What’s in your Cleaning Products? A guide to healthy cleaning.
Stop for a moment and have a think about the cleaning products under your sink.
Would you be able to list the key ingredients?
If you’re anything like us, and 99 per cent of other people we’ve asked, the answer is probably no.
Doesn’t this blow your mind?! The majority of us have no idea what we’re spraying all over our homes, even food surfaces! These days we’ve educated ourselves about healthy eating and personal care products, but when it comes to healthy cleaning ingredients it’s just something that we haven’t thought about.
Let’s be clear, it’s not your fault. When it comes to ingredient disclosures the cleaning industry is VERY relaxed.
In fact, if you went and had a look at the products under your sink, it’s likely you’ll struggle to find a full list of ingredients. If you’re lucky they’ll list the active ingredients.
So, what’s in the majority of major household cleaning products?
You’d be surprised to know that most spray and wipe cleaners consist of 95-98% water! We’re basically buying water and transporting that all around the country, only to throw out the plastic bottle at the end and repeat the process, over and over again.
The remaining two-to-five per cent of the ingredients are the actives which provide all the cleaning power.
Australian Applied Industrial Chemist, Wayne Thomas says a good cleaning product should consist of the following four things:
- Surfactants – soaps and wetting agents to cut through oil, dirt and grease.
- Builders – chelating agents and water softeners that make detergents work best (phosphates, EDTA, etc).
- pH modifiers – either acidic (citric, phosphoric, etc) or alkaline (KOH, NaOH, MEA, ammonia, etc)
- Fragrance, dye, preservative.
While mainstream cleaning products tick all these boxes (this is why they’re so good at tackling dirt, grime and grease) the unpleasant truth is the ingredients can be harmful to human health and our environment.
According to inhabitat.com, there are over 17,000 petrochemicals available for use in home cleaning products, only 30 per cent of which have been tested for their effects on human health and the environment.

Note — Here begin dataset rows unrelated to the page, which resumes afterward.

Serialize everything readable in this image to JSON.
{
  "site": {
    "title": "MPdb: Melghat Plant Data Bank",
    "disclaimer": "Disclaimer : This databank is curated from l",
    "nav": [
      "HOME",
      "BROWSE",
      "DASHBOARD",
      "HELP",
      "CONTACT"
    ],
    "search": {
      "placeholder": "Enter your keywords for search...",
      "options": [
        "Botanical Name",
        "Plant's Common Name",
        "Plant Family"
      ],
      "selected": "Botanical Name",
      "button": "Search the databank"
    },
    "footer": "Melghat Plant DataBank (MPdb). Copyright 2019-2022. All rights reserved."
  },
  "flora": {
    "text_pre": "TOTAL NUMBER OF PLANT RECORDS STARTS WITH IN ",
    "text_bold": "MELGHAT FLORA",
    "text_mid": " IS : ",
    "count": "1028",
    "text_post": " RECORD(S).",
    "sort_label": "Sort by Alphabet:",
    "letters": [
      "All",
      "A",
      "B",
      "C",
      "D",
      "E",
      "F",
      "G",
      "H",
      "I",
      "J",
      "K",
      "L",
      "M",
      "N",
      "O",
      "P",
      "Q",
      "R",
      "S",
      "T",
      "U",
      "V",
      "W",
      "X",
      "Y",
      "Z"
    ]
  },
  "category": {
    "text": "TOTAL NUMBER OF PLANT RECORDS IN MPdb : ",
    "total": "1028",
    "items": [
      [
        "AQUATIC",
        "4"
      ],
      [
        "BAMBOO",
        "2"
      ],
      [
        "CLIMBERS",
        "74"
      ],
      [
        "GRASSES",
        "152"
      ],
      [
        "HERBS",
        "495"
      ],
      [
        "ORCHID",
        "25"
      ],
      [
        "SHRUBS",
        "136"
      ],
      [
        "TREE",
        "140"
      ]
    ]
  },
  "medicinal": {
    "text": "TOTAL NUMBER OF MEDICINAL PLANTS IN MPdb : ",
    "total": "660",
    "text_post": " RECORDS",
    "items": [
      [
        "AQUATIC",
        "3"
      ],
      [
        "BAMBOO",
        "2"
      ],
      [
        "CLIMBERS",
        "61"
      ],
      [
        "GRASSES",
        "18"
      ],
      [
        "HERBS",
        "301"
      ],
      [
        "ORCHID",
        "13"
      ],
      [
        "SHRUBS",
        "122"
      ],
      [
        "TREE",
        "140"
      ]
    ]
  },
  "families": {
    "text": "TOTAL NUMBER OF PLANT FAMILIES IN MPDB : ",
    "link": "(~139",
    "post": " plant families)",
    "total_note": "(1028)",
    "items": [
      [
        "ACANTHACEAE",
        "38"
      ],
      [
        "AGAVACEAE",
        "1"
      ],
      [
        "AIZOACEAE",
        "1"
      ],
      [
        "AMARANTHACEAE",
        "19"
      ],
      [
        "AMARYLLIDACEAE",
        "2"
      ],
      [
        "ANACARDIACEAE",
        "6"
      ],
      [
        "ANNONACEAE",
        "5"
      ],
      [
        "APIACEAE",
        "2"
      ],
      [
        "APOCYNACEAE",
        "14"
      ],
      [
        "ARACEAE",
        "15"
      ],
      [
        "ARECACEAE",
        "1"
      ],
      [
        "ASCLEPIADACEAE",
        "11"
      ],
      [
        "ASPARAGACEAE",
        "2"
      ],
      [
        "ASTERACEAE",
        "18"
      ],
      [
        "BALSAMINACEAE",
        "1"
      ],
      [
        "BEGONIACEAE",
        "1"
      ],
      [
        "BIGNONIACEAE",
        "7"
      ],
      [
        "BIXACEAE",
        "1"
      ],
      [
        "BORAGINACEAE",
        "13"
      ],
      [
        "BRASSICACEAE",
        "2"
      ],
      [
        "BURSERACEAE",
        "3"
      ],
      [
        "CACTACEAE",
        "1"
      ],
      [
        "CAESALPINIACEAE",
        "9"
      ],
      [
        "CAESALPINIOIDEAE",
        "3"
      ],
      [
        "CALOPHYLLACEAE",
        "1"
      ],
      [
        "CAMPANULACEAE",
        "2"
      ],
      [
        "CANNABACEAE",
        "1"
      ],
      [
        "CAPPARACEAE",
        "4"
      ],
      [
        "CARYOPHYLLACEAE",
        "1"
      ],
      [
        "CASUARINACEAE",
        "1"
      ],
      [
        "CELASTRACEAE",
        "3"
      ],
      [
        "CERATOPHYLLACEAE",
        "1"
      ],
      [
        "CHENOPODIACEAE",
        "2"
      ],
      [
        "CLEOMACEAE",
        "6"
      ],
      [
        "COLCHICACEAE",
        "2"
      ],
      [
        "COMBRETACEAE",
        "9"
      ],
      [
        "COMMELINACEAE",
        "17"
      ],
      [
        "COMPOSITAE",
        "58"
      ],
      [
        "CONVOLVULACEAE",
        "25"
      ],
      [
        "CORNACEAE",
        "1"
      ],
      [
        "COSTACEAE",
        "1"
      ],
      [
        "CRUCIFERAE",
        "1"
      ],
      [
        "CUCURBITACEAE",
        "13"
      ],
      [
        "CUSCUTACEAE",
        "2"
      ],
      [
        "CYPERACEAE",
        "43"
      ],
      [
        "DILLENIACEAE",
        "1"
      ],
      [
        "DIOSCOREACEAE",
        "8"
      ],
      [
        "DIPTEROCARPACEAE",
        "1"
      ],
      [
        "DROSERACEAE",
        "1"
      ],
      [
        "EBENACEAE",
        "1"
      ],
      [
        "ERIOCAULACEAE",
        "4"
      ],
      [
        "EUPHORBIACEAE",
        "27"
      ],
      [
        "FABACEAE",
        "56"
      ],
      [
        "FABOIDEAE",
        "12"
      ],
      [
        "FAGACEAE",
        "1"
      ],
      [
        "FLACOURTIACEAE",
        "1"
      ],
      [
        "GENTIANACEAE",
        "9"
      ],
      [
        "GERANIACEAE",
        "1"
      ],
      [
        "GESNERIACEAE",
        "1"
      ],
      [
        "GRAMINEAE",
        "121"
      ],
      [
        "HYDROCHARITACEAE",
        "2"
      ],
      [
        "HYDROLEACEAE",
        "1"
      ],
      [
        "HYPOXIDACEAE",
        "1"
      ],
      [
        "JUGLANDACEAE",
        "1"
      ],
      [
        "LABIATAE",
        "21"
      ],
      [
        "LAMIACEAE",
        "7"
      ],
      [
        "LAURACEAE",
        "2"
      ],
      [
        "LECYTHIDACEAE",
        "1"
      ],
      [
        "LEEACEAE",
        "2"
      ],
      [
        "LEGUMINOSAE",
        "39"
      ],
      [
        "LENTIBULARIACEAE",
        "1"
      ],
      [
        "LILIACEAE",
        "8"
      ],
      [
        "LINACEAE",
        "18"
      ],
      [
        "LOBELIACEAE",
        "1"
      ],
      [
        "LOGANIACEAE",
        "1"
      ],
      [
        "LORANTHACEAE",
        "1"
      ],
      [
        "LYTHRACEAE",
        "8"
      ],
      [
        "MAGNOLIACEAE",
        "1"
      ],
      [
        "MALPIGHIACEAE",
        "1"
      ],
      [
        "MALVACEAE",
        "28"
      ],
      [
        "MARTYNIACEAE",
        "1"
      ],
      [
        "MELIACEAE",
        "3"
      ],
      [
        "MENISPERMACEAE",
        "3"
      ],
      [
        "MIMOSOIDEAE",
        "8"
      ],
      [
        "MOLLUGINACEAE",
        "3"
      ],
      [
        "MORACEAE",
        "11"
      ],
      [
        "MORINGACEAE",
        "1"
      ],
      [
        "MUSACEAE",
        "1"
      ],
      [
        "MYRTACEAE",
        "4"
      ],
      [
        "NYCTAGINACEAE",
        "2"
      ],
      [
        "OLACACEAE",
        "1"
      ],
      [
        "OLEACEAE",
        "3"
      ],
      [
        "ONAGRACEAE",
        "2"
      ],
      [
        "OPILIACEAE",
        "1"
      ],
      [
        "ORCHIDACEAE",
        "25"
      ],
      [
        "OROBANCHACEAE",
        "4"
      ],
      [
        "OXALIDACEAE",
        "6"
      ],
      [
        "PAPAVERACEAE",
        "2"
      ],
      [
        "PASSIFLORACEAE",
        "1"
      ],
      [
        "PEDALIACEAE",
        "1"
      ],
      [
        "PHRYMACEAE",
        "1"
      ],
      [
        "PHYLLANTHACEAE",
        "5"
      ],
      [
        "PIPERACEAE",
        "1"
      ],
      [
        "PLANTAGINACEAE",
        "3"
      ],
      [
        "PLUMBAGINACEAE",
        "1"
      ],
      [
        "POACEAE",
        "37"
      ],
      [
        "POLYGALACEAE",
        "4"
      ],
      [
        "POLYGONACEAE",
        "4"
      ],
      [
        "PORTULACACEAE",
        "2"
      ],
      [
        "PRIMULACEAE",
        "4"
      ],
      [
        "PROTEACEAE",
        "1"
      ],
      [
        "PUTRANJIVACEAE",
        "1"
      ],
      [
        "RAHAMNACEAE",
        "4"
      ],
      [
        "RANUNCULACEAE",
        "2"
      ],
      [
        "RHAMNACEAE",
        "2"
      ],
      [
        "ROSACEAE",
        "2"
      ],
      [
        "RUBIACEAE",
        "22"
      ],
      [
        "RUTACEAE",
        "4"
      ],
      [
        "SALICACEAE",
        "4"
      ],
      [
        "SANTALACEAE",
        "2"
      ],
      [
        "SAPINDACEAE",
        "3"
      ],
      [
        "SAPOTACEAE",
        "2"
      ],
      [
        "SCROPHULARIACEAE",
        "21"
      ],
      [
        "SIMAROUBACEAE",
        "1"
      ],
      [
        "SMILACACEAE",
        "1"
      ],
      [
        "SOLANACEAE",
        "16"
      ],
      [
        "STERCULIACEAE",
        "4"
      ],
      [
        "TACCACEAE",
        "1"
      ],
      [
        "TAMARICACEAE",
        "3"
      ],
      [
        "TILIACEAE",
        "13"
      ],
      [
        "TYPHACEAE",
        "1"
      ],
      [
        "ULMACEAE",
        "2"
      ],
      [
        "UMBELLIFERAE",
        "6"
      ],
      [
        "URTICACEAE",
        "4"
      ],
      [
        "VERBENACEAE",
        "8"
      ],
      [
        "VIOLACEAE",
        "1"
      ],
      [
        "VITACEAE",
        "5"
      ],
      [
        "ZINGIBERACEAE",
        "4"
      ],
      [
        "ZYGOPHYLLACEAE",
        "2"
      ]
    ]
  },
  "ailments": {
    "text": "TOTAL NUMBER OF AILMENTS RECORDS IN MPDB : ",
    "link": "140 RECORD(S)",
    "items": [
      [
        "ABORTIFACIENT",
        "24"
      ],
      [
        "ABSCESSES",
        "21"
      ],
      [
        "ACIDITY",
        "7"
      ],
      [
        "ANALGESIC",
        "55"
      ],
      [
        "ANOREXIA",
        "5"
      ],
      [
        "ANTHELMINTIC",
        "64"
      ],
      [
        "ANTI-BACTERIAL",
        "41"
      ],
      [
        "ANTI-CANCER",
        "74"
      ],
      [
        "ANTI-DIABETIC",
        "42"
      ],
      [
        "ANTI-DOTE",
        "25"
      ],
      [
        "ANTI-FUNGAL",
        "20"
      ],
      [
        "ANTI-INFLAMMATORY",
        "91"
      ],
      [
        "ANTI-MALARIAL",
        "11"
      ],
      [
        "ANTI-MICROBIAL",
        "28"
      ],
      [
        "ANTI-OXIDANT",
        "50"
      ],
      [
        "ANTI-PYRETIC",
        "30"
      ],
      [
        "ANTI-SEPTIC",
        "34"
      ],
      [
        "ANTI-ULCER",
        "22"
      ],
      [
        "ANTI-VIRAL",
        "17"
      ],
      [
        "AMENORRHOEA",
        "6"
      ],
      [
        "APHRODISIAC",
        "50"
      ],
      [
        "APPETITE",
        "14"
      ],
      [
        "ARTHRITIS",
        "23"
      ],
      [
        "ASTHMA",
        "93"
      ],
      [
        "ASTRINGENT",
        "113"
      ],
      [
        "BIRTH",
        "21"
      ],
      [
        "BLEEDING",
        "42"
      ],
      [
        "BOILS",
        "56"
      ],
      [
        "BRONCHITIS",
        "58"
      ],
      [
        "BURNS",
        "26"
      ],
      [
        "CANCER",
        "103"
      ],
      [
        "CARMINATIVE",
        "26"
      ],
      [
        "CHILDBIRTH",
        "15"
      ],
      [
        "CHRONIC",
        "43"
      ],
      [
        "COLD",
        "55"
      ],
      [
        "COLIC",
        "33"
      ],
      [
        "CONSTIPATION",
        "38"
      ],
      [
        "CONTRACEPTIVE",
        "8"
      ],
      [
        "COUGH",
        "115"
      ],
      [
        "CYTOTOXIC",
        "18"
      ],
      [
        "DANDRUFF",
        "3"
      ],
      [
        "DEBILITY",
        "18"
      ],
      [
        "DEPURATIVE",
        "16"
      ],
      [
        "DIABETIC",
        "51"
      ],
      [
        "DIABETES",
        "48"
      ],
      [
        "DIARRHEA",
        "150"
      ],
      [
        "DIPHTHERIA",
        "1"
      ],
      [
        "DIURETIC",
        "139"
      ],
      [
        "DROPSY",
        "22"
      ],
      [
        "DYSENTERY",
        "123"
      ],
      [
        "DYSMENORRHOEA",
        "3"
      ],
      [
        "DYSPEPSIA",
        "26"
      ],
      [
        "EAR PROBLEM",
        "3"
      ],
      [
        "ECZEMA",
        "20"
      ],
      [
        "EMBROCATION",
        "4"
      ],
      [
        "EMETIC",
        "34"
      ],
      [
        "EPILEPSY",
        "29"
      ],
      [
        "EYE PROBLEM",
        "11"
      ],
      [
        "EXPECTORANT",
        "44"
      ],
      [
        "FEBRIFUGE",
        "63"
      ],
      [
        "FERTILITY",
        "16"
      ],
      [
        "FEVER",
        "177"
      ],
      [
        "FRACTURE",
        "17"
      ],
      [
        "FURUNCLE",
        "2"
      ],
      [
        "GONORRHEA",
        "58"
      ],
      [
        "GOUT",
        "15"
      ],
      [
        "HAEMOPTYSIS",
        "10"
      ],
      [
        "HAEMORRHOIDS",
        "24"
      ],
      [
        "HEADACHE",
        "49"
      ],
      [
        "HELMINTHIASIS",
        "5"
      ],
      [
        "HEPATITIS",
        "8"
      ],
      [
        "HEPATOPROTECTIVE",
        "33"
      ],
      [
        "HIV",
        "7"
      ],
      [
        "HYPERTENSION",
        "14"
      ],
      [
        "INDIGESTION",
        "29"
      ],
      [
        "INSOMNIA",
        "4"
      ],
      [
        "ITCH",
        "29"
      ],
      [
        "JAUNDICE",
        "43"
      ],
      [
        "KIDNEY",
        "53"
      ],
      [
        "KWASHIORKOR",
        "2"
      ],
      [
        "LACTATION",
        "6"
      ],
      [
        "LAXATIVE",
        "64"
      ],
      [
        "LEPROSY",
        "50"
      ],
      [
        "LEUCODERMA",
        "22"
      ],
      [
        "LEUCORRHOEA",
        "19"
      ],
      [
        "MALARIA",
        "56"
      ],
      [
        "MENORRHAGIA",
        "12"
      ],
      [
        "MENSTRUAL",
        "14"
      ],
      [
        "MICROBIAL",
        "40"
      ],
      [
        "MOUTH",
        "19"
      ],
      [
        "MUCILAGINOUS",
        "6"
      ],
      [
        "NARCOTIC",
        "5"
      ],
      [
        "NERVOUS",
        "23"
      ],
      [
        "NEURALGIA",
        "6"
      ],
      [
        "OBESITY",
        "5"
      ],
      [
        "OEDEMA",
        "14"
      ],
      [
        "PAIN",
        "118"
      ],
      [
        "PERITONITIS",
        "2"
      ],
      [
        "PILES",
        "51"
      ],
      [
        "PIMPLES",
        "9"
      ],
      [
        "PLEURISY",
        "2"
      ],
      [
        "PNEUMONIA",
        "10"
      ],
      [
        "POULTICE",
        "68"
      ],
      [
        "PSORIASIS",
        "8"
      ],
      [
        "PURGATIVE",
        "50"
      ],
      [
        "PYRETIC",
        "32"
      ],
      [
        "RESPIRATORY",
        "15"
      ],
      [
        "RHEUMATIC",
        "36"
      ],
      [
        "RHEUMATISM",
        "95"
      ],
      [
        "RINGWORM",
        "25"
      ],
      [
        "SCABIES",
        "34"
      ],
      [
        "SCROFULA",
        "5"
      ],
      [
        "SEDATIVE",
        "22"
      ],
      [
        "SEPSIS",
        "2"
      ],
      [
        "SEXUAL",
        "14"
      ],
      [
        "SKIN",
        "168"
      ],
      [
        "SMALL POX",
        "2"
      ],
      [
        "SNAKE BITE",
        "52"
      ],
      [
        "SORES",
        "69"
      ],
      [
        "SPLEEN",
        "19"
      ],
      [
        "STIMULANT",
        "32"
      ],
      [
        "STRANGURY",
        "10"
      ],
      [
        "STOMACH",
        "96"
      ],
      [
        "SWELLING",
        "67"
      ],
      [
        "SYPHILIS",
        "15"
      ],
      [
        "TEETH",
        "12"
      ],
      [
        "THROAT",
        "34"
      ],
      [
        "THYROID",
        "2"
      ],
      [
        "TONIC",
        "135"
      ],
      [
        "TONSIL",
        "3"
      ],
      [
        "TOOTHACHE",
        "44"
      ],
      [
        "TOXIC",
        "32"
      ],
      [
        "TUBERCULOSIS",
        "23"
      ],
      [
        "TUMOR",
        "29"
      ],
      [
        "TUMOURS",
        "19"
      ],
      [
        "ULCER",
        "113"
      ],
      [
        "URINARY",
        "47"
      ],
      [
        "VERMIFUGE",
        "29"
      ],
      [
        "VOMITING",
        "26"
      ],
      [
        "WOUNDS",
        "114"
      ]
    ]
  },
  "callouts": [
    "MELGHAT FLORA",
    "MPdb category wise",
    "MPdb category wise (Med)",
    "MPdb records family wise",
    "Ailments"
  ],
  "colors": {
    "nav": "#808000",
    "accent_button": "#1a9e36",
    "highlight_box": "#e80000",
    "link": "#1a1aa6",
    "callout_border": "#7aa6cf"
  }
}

*There are several industrial chemicals used as surfactants that are known allergens, carcinogens, and hormone and reproductive disruptors. The key ones to be aware of in cleaning products include sodium laureth sulfate (sometimes referred to as SLES), PEGs (polyethylene glycols), parfum (artificial fragrances), and triclosan. That’s scary stuff!
It’s not all doom and gloom though. Thankfully many brands are taking it upon themselves to ‘clean’ up the cleaning industry.
Knowledge is power. It’s easy to make the switch to healthier and greener cleaning options by mindfully:
- Choosing products and brands that disclose all ingredients
- Seeking out natural/plant-derived surfactants (cleaning agents) so you’re still getting a powerful clean
- Look for essential oils as fragrances – your nose will also thank you for it.
Just imagine, cleaning could actually be a pleasant experience!
David Suzuki in The Dirty Dozen publication
Written by Ami Bateman. CEO and Co-Founder of Pleasant State. Ami is working to prove that ethical decision-making is good for business, people and planet. From her extensive experience in big business and work health and safety, she knows there’s a better way of doing things, particularly when it comes to chemicals and plastics in our homes.